What you will do - Count the lines of the data below that include the string "Copyright", and provide nothing but the result.

--------------------------------------------------

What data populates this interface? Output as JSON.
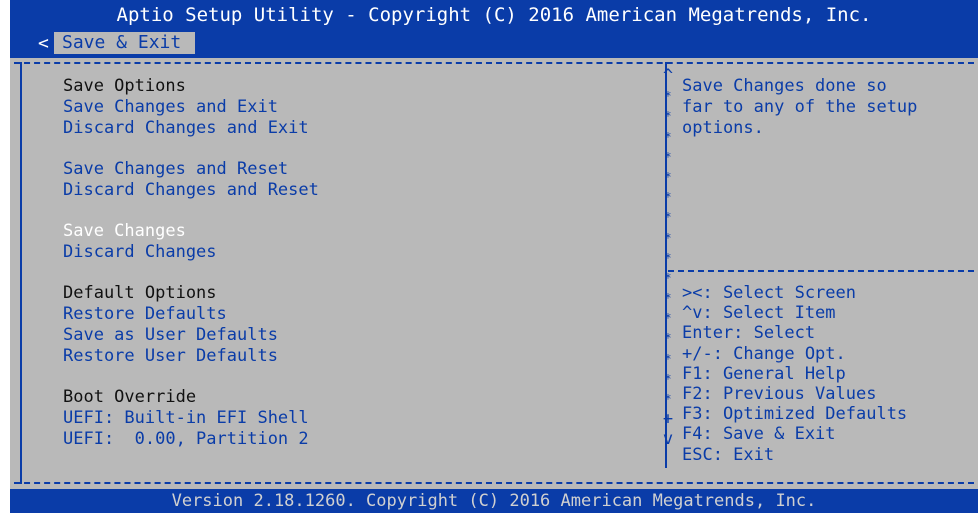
{
  "header": {
    "title": "Aptio Setup Utility - Copyright (C) 2016 American Megatrends, Inc.",
    "tab_arrow": "<",
    "active_tab": "Save & Exit"
  },
  "menu": {
    "save_options_heading": "Save Options",
    "save_changes_and_exit": "Save Changes and Exit",
    "discard_changes_and_exit": "Discard Changes and Exit",
    "save_changes_and_reset": "Save Changes and Reset",
    "discard_changes_and_reset": "Discard Changes and Reset",
    "save_changes": "Save Changes",
    "discard_changes": "Discard Changes",
    "default_options_heading": "Default Options",
    "restore_defaults": "Restore Defaults",
    "save_as_user_defaults": "Save as User Defaults",
    "restore_user_defaults": "Restore User Defaults",
    "boot_override_heading": "Boot Override",
    "boot_uefi_shell": "UEFI: Built-in EFI Shell",
    "boot_uefi_partition": "UEFI:  0.00, Partition 2"
  },
  "scrollbar": {
    "up": "^",
    "thumb": "+",
    "down": "v",
    "track": "*"
  },
  "help": {
    "line1": "Save Changes done so",
    "line2": "far to any of the setup",
    "line3": "options."
  },
  "keys": {
    "select_screen": "><: Select Screen",
    "select_item": "^v: Select Item",
    "enter": "Enter: Select",
    "change_opt": "+/-: Change Opt.",
    "f1": "F1: General Help",
    "f2": "F2: Previous Values",
    "f3": "F3: Optimized Defaults",
    "f4": "F4: Save & Exit",
    "esc": "ESC: Exit"
  },
  "footer": {
    "text": "Version 2.18.1260. Copyright (C) 2016 American Megatrends, Inc."
  },
  "colors": {
    "bios_blue": "#0a3ca8",
    "panel_gray": "#b9b9b9",
    "highlight": "#ffffff"
  }
}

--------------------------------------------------

Written solution - 2